CNN  — 

US President Joe Biden’s historic mission is now clear — shepherding the world through the most alarming nuclear brinkmanship since the darkest days of the Cold War.

All of Biden’s other challenges – from high inflation, Covid-19, climate change and the building showdown with China – pale against the peril posed by Russian President Vladimir Putin’s fresh escalation of the war in Ukraine.

Putin’s implied threat that he could use nuclear weapons, delivered in a speech on Wednesday – and his warning that he was not bluffing – made Biden’s own speech at the UN General Assembly seem all the more grave.

“This war is about extinguishing Ukraine’s right to exist as a state and Ukrainians’ right to exist as a people,” Biden said, branding the invasion as a direct assault on the rule-based order epitomized by the UN.

“That should make your blood run cold,” he added.

Putin’s announcement of a partial national mobilization is being seen outside Russia as an admission of failure for his Ukraine operation so far, and of rising domestic political pressure. But forthcoming referenda in captured Ukrainian territory on joining Russia, that are described by the West as a sham, take the war to a tense new stage.

vladimir putin
Video: Putin's threats and military escalation explained
02:25 - Source: CNN

If these areas do join Russia, Ukrainian attacks on them using Western arms could in theory be interpreted as an assault on the Russian motherland itself.

This potentially makes Putin’s threat to use nuclear arms to defend Russian territory a significant escalation.

The Russian leader is clearly seeking to scare Western publics and to make Washington and allied capitals think again about their support for Ukraine, which has helped turn his invasion into such a disaster.

Putin could well be bluffing about the possible use of Russia’s nuclear arsenal. But then again, maybe he’s not.

CNN’s Chief Law Enforcement and Intelligence analyst John Miller said the Central Intelligence Agency and the Defense Intelligence Agency have spent years studying Putin’s psychology, including his obsessions with masculinity and appearing tough and what effect those concerns could have on him if he begins to look weak.

“The use of a nuclear weapon is the most serious kind of strategic decision a world leader can make, but with a leader who is as invested as Putin is with image, there may be an emotional factor in that decision,” Miller said.

“So right now, no one in the US intelligence Community is estimating the likelihood of the use of a tactical nuclear weapon at zero,” Miller said.

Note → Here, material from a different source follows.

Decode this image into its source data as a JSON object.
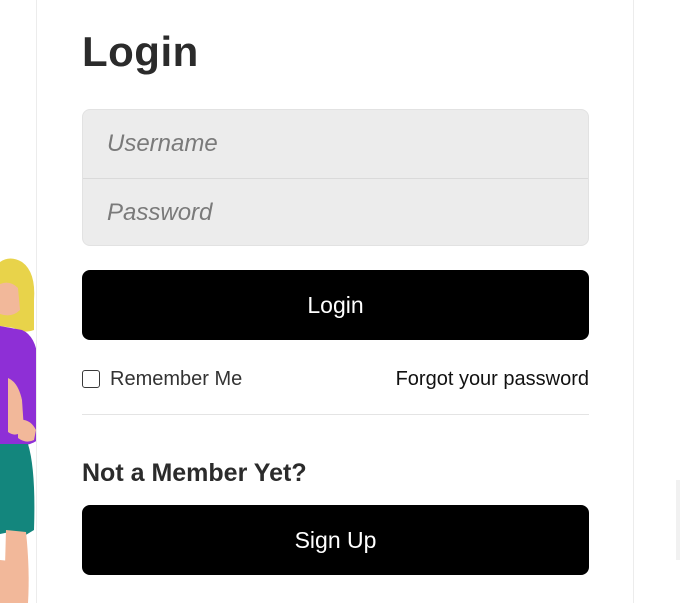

Putin certainly has a history of following through on many threats. And Ukrainian generals and foreign military experts have raised fears that, if cornered, the Russian leader might deploy a limited tactical nuclear weapon as a show of force or to take out multiple assets or military units.

Miller said the most urgent question now for the West – and one that should be discussed by leaders at the UN General Assembly – is what to do about the potential use of a tactical nuclear weapon by Russia.

“If such a weapon were deployed against Ukrainians in a limited manner, what would the response be both from NATO, the United States and the world? There are still countries sitting on the fence about condemning Russia’s actions and joining in sanctions. Would the deployment of a tactical nuclear weapon galvanize the world against Putin? If it would, has he figured that out, and does he care?” Miller said.

While tactical nuclear weapons create a lower blast radius and more limited fallout than strategic warheads, launching even the most limited type of such a weapon would be “an enormous game-changer,” Miller added.

“The key question right now is: have NATO and the United States agreed on exactly what they would do in that scenario and has that been transmitted through the right back channels to Russia. We are in a high stakes game of chicken,” he said.

Any use of a tactical nuclear weapon would cross a threshold in the history of warfare and leave the West with a conundrum about how to respond without triggering a full-on nuclear exchange.

And even if the nuclear poker stops now, Putin has already established a sinister new example just with the mention of Russia’s nuclear arsenal as leverage in a limited conflict. Other tyrannical regimes and wannabe nuclear states are picking up tips.

At a time when the idea of nuclear non-proliferation is under extreme strain, Biden had this warning: “A nuclear war cannot be won, and must never be fought.”

Other presidents have often said something similar. But he’s the first US commander-in-chief in 40 years who must wrestle with a full scale nuclear showdown not as a theoretical possibility but as a real, if hopefully still remote, risk.